* **Activity**:
May I have the line containing "What's the underlying" and every line after it through the end of the data, repeated exactly and with no other lines?
START Data extract
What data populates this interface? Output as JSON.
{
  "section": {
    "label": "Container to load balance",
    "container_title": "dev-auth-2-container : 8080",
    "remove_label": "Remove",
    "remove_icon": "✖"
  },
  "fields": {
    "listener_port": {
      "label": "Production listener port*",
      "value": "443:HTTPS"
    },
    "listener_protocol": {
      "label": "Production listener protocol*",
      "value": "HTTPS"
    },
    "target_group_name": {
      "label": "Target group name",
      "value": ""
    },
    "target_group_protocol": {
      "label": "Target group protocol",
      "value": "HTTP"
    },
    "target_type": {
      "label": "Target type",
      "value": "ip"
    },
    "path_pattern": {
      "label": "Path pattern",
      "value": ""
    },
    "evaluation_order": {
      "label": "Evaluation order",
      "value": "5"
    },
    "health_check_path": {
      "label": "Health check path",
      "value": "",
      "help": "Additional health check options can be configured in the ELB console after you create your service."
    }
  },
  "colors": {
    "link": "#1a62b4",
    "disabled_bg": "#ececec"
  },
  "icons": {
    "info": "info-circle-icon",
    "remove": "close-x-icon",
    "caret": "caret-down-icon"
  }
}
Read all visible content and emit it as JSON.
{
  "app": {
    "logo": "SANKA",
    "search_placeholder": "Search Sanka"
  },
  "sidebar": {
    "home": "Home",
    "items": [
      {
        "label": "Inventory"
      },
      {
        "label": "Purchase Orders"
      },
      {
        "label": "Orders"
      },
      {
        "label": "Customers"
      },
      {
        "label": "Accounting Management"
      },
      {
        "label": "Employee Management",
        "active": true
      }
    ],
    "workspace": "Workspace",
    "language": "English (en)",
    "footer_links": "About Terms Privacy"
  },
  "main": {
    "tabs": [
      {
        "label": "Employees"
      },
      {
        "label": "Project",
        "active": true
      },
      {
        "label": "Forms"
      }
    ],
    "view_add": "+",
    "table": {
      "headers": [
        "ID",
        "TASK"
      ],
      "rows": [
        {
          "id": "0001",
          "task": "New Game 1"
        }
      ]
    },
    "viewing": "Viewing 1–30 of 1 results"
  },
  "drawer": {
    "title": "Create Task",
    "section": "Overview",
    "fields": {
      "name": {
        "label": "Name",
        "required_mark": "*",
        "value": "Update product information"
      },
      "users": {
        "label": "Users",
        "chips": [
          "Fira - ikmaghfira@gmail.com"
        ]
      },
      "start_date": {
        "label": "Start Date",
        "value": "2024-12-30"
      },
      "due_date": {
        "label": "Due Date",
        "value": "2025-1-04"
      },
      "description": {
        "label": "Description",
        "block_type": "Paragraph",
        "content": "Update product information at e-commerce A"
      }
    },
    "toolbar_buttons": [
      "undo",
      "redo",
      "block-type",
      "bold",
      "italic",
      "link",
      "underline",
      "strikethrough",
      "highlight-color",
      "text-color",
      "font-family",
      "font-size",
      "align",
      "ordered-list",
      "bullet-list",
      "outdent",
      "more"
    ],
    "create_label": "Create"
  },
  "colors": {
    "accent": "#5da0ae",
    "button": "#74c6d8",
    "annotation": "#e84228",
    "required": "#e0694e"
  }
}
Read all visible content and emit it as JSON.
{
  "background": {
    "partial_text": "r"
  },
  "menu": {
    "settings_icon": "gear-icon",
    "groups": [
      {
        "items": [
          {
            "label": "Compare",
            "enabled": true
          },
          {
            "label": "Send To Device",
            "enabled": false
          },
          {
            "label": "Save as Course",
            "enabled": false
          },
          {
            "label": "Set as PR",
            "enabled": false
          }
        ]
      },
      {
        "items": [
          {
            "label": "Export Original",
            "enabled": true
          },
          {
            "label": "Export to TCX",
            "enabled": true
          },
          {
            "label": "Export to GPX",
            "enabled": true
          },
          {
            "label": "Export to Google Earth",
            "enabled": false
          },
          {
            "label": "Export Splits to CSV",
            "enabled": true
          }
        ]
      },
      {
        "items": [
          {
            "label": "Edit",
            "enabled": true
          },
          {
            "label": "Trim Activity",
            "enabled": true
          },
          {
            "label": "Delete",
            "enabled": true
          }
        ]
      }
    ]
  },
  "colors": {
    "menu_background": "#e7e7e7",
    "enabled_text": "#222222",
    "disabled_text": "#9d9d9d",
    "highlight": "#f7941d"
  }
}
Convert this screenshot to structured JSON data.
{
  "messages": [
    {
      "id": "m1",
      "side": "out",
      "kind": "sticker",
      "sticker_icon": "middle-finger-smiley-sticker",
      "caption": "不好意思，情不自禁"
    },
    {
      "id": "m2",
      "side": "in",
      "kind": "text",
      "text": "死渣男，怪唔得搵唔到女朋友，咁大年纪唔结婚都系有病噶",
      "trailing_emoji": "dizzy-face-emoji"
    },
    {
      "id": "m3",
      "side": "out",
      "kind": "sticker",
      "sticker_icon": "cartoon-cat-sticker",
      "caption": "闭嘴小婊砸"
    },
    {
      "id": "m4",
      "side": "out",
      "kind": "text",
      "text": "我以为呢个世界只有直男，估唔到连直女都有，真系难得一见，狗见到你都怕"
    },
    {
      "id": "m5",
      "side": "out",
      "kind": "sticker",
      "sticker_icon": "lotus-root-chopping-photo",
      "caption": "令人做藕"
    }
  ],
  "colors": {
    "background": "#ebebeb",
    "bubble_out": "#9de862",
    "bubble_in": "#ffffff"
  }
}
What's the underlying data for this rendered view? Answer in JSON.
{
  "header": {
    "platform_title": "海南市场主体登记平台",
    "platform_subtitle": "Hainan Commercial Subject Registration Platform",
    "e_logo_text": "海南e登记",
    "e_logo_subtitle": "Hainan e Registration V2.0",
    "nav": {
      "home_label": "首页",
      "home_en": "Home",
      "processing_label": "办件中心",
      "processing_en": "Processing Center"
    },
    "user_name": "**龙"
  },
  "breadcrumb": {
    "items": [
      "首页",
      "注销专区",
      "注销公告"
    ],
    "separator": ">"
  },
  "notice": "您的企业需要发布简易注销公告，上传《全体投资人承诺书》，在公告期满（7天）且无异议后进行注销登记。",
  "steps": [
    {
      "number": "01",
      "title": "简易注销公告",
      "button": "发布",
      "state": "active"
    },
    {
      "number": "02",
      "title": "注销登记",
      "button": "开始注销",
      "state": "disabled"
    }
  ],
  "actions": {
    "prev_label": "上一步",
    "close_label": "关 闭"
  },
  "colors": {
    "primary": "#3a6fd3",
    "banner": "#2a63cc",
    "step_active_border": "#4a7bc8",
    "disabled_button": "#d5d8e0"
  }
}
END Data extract
* **Task response**:
What's the underlying data for this rendered view? Answer in JSON.
{
  "header": {
    "platform_title": "海南市场主体登记平台",
    "platform_subtitle": "Hainan Commercial Subject Registration Platform",
    "e_logo_text": "海南e登记",
    "e_logo_subtitle": "Hainan e Registration V2.0",
    "nav": {
      "home_label": "首页",
      "home_en": "Home",
      "processing_label": "办件中心",
      "processing_en": "Processing Center"
    },
    "user_name": "**龙"
  },
  "breadcrumb": {
    "items": [
      "首页",
      "注销专区",
      "注销公告"
    ],
    "separator": ">"
  },
  "notice": "您的企业需要发布简易注销公告，上传《全体投资人承诺书》，在公告期满（7天）且无异议后进行注销登记。",
  "steps": [
    {
      "number": "01",
      "title": "简易注销公告",
      "button": "发布",
      "state": "active"
    },
    {
      "number": "02",
      "title": "注销登记",
      "button": "开始注销",
      "state": "disabled"
    }
  ],
  "actions": {
    "prev_label": "上一步",
    "close_label": "关 闭"
  },
  "colors": {
    "primary": "#3a6fd3",
    "banner": "#2a63cc",
    "step_active_border": "#4a7bc8",
    "disabled_button": "#d5d8e0"
  }
}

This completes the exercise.